Though our version of pose estimation shows low AET, using it for real-time applications may have higher AET. This is because real-time applications combine pose estimation with tracking of markers. This would involve additional overheads. For example, real-time applications would use a video, where each frame is considered as an image. The image from the camera needs to be transferred to CPU, and then to the GPU. The image may also need to be pre- processed to obtain distinct position of markers. In order to show that our parallel

implementation can be used for real time applications, we conducted a lab experiment. A 1000 fps high-resolution camera was used to capture a video tracking 32 markers. The position of the 32 markers were pre-calculated, but fed to the pose estimation algorithm in real time on a per image basis. Simulations for different image resolutions were conducted, where each image obtained from the camera, was copied to CPU, transferred to GPU, converted from Red-Green- Blue format to gray-scale format, and then pose was estimated. Using simulations’ AET, the supported fps that our pose estimation algorithm could process, was calculated.

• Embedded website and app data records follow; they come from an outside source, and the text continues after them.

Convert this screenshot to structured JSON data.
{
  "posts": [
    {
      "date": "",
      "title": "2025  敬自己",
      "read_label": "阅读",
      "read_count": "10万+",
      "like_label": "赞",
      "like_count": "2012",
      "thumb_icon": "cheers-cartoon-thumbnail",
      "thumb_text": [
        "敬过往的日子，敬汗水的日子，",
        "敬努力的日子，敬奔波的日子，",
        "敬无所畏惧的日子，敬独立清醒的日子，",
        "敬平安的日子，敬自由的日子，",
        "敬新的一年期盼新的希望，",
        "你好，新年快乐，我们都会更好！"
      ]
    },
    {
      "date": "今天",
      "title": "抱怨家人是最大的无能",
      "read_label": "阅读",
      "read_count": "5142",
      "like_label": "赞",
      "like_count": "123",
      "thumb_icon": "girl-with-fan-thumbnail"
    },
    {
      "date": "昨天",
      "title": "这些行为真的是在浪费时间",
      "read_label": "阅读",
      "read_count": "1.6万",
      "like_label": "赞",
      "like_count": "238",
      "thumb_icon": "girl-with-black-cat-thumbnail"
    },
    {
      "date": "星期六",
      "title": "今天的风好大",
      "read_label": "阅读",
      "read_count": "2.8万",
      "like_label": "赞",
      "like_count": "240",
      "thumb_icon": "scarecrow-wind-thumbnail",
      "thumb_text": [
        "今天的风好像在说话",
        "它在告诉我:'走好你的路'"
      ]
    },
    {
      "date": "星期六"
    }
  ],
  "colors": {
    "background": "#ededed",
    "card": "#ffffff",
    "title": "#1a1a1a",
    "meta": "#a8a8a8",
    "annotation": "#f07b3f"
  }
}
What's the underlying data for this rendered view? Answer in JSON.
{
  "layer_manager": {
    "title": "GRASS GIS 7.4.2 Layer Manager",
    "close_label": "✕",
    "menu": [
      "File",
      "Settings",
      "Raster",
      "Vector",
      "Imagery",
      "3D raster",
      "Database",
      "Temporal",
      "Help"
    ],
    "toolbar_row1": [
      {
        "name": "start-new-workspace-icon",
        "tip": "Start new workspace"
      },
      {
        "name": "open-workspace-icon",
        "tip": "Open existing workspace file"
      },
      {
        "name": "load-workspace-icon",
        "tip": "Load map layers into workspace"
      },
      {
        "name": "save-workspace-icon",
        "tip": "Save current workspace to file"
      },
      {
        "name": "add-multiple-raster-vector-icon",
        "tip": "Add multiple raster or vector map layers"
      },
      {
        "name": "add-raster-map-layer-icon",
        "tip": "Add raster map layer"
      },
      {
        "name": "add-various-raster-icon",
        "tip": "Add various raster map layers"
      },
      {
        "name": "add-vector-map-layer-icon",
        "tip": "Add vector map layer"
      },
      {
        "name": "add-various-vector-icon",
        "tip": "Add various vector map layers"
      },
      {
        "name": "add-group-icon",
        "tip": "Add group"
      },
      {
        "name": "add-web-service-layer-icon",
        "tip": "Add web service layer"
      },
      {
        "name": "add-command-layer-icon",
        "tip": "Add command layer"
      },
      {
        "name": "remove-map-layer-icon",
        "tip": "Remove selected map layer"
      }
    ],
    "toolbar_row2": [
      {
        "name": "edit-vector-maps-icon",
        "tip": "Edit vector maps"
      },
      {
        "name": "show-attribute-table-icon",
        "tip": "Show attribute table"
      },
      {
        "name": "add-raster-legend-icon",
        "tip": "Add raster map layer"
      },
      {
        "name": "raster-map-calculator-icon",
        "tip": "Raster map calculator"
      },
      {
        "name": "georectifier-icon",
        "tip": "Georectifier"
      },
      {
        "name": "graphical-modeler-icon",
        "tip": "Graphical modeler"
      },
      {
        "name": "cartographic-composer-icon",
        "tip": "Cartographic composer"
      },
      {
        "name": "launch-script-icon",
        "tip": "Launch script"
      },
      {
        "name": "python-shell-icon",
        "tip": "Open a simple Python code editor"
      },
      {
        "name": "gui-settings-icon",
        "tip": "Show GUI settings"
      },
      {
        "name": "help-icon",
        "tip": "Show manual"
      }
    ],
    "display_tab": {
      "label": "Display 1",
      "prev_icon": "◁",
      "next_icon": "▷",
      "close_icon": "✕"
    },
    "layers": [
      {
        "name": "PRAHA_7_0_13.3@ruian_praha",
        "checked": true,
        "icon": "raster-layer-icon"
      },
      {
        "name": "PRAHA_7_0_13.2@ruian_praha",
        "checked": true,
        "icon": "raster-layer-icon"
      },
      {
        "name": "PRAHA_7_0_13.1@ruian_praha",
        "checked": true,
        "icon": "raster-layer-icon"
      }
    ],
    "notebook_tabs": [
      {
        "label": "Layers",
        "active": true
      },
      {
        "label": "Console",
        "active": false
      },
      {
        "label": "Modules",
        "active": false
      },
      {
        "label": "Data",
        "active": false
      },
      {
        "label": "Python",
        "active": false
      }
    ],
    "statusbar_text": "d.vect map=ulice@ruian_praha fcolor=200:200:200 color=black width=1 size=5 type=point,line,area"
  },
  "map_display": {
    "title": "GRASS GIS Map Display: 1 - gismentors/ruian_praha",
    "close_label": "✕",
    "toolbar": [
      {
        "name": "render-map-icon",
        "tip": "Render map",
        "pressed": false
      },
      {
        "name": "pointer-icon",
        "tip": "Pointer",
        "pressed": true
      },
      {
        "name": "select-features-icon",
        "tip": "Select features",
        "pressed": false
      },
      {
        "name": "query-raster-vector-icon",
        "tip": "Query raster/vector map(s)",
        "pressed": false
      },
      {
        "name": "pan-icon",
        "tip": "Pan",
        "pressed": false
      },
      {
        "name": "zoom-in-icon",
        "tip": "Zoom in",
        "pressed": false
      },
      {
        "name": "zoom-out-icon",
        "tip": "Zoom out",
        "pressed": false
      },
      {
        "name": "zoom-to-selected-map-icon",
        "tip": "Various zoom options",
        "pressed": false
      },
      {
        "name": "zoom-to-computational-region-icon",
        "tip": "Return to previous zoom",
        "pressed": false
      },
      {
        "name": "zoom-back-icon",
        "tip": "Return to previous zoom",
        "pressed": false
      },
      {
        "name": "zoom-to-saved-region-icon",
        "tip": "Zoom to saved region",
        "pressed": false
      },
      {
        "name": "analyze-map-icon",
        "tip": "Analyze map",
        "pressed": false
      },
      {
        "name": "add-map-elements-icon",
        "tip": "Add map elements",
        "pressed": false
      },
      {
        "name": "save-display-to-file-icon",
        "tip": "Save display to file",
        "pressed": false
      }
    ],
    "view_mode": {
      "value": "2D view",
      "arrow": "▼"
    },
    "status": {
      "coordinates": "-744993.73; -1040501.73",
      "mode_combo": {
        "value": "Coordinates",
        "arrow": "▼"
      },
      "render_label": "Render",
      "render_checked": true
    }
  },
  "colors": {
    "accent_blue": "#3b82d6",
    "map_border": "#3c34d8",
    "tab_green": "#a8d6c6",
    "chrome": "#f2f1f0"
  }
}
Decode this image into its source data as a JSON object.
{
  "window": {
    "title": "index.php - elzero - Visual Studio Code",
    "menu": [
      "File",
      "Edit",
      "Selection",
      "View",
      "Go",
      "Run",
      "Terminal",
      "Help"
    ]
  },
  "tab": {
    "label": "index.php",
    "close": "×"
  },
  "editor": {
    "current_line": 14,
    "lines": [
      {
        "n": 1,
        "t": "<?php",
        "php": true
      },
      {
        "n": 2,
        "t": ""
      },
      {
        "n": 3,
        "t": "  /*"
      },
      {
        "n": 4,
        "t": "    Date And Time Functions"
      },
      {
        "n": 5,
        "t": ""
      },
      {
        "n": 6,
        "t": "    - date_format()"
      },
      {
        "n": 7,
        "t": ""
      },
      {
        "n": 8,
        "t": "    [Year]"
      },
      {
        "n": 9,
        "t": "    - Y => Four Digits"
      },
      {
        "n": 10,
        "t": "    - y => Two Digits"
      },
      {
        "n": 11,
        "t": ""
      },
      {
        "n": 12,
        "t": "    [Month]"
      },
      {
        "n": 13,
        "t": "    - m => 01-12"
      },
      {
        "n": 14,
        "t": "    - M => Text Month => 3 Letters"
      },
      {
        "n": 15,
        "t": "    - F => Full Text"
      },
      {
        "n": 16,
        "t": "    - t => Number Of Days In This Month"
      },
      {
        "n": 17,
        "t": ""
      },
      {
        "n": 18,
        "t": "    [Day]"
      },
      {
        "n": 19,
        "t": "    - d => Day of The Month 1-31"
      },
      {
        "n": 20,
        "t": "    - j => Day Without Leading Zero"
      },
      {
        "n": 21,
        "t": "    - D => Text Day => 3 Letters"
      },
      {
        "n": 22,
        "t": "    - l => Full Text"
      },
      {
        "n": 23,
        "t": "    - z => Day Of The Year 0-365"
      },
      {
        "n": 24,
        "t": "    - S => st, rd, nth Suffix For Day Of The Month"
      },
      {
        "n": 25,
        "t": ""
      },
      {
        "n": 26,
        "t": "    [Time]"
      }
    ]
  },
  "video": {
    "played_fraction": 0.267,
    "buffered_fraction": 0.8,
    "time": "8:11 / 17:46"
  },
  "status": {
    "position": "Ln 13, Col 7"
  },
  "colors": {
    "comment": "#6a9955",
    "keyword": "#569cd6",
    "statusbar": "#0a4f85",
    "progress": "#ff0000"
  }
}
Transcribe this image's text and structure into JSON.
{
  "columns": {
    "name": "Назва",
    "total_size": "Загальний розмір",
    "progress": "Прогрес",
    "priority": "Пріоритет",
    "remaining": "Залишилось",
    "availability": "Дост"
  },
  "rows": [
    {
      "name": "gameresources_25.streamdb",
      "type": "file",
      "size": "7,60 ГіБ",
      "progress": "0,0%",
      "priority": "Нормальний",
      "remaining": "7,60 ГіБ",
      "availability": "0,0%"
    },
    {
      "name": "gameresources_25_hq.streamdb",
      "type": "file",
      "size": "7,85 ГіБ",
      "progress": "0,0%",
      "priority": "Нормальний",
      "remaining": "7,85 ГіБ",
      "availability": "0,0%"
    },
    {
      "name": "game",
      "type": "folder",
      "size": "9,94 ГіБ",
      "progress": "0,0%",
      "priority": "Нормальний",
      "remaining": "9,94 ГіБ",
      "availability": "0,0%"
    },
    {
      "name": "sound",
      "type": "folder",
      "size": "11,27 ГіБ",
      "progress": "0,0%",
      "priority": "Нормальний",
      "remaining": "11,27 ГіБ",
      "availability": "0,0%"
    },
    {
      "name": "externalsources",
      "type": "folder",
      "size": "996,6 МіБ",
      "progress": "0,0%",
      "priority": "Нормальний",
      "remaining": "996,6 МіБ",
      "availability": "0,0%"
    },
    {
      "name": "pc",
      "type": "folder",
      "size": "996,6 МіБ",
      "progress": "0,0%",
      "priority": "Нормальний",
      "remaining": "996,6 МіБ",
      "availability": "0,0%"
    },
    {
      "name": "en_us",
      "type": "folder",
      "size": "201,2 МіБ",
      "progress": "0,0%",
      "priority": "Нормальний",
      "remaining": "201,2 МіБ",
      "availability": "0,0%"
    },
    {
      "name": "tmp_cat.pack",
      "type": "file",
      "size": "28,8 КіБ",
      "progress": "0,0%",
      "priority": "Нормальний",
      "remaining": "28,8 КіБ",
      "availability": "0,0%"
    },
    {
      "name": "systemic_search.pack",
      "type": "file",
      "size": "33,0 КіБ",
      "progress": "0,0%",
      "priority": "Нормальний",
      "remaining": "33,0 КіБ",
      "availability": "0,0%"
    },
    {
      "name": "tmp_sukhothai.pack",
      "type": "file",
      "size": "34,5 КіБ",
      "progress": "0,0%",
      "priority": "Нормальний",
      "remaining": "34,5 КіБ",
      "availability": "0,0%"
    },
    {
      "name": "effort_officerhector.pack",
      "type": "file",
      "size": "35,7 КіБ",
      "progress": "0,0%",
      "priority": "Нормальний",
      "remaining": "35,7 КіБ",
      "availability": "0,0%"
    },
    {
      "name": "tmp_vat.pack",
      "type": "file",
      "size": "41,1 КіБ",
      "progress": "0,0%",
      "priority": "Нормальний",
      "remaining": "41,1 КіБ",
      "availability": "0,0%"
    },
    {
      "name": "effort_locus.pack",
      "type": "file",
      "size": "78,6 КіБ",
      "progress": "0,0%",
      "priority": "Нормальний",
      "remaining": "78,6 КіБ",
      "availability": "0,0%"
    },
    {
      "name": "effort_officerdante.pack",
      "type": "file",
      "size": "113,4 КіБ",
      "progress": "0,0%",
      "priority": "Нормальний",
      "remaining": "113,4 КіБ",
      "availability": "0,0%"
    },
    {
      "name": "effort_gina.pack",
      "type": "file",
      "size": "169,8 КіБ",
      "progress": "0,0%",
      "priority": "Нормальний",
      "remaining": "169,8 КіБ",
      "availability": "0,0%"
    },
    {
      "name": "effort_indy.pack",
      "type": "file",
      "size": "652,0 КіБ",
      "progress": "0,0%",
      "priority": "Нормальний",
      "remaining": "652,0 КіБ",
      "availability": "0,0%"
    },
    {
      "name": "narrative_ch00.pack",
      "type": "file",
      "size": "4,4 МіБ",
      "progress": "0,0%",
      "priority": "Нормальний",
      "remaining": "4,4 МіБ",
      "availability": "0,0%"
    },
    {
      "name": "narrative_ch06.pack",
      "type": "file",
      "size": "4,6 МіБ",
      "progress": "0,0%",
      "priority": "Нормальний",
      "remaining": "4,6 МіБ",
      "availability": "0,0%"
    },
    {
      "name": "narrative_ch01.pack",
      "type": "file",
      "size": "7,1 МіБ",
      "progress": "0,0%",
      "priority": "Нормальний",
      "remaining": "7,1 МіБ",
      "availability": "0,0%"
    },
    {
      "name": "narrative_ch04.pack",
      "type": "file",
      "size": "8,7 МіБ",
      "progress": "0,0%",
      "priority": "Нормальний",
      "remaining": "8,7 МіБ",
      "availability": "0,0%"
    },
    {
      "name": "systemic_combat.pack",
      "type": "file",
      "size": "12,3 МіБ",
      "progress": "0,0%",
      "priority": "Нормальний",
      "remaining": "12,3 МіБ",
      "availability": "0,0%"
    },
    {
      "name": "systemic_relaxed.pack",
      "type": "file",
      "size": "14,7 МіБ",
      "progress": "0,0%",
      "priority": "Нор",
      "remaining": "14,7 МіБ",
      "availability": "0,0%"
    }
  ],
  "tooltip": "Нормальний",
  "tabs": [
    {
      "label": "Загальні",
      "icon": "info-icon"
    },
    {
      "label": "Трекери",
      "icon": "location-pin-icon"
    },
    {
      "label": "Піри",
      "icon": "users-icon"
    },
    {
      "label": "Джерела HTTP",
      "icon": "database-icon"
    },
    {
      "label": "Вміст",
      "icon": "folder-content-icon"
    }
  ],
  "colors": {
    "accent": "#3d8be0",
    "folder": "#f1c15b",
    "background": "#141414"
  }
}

We have modified the algorithm provided in [

requirements of real-time applications. An analysis of the implementation indicated that there was a) redundancy in computations and b) data and code organization un-fitting for GPU architectures. We modified the implementation, to suit parallelization on GPU architectures, in two phases: first, refactoring the algorithm to have lesser number of operations and enhanced parallelism, and secondly, optimizing the data and code to obtain better parallelism for GPU architectures. We compared the effectiveness of our algorithm AOPEA, with CPEA and OPEA, for sequential and parallel implementations. For sequential implementation, AOPEA performed much better than its predecessor algorithm OPEA. However, for lower markers per frame, CPEA performed better than AOPEA whereas for higher markers per frame AOPEA performed better than CPEA. To understand the effectiveness of our parallel implementations, CPEA, OPEA and AOPEA were parallelized using the cuBLAS library and compared with our parallel implementation. The results showed that our parallel implementation of AOPEA has lowest execution time. Moreover, our parallel implementation also showed good scalability of performance with an increasing num- ber of markers per frame. Moreover, a lab simulation of a real-time application indicated that our parallel implementation of AOPEA supports at least 100 fps even for high-resolution videos. Hence, our parallel implementation of AOPEA could be implemented on GPUs for real-time applications using high-resolution frames with a high number of markers per frame.

For our future work, we plan on pursuing two additions to the AOPEA: a) multi-GPU implementation of the algorithm for images from 3 - 4 cameras, and b) integrating our AOPEA and multi-GPU AOPEA algorithm with a tracking algorithm.

Kumar, R.R.P., Muk- nahallipatna, S.S. and McInroy, J.E. (2016) Acceleration of Points to Convex Region Cor- respondence Pose Estimation Algorithm on GPUs for Real-Time Applications. Journal of Computer and Communications, 4, 1-17. http://dx.doi.org/10.4236/jcc.2016.417001